ACTIVITY:
Copy each of the records exactly; leave nothing out.
::::
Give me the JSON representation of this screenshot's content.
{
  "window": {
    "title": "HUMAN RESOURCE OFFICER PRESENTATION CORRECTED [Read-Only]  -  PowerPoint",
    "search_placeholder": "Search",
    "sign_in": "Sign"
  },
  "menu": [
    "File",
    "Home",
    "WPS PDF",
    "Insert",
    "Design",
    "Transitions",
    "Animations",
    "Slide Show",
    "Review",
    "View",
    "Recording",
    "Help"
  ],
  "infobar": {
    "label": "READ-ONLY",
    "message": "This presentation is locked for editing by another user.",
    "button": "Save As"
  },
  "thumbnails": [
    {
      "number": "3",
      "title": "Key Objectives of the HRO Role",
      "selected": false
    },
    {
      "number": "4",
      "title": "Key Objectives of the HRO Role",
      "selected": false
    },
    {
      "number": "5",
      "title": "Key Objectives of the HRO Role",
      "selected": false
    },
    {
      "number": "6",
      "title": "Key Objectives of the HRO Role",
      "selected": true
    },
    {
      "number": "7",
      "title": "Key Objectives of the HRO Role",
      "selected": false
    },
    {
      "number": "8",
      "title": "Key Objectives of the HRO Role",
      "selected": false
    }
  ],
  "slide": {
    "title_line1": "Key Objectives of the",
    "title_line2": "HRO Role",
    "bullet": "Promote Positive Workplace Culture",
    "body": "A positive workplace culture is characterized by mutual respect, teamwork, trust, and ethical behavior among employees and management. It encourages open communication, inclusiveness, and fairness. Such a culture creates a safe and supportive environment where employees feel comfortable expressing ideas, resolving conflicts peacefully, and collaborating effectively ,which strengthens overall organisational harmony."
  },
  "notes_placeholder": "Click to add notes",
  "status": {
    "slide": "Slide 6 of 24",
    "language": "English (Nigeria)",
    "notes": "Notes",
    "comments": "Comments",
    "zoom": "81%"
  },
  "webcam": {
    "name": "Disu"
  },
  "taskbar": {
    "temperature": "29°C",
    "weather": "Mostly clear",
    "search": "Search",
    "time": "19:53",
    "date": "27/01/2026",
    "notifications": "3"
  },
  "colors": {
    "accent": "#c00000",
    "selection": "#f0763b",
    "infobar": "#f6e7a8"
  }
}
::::
FINAL ANSWER:
Give me the JSON representation of this screenshot's content.
{
  "window": {
    "title": "HUMAN RESOURCE OFFICER PRESENTATION CORRECTED [Read-Only]  -  PowerPoint",
    "search_placeholder": "Search",
    "sign_in": "Sign"
  },
  "menu": [
    "File",
    "Home",
    "WPS PDF",
    "Insert",
    "Design",
    "Transitions",
    "Animations",
    "Slide Show",
    "Review",
    "View",
    "Recording",
    "Help"
  ],
  "infobar": {
    "label": "READ-ONLY",
    "message": "This presentation is locked for editing by another user.",
    "button": "Save As"
  },
  "thumbnails": [
    {
      "number": "3",
      "title": "Key Objectives of the HRO Role",
      "selected": false
    },
    {
      "number": "4",
      "title": "Key Objectives of the HRO Role",
      "selected": false
    },
    {
      "number": "5",
      "title": "Key Objectives of the HRO Role",
      "selected": false
    },
    {
      "number": "6",
      "title": "Key Objectives of the HRO Role",
      "selected": true
    },
    {
      "number": "7",
      "title": "Key Objectives of the HRO Role",
      "selected": false
    },
    {
      "number": "8",
      "title": "Key Objectives of the HRO Role",
      "selected": false
    }
  ],
  "slide": {
    "title_line1": "Key Objectives of the",
    "title_line2": "HRO Role",
    "bullet": "Promote Positive Workplace Culture",
    "body": "A positive workplace culture is characterized by mutual respect, teamwork, trust, and ethical behavior among employees and management. It encourages open communication, inclusiveness, and fairness. Such a culture creates a safe and supportive environment where employees feel comfortable expressing ideas, resolving conflicts peacefully, and collaborating effectively ,which strengthens overall organisational harmony."
  },
  "notes_placeholder": "Click to add notes",
  "status": {
    "slide": "Slide 6 of 24",
    "language": "English (Nigeria)",
    "notes": "Notes",
    "comments": "Comments",
    "zoom": "81%"
  },
  "webcam": {
    "name": "Disu"
  },
  "taskbar": {
    "temperature": "29°C",
    "weather": "Mostly clear",
    "search": "Search",
    "time": "19:53",
    "date": "27/01/2026",
    "notifications": "3"
  },
  "colors": {
    "accent": "#c00000",
    "selection": "#f0763b",
    "infobar": "#f6e7a8"
  }
}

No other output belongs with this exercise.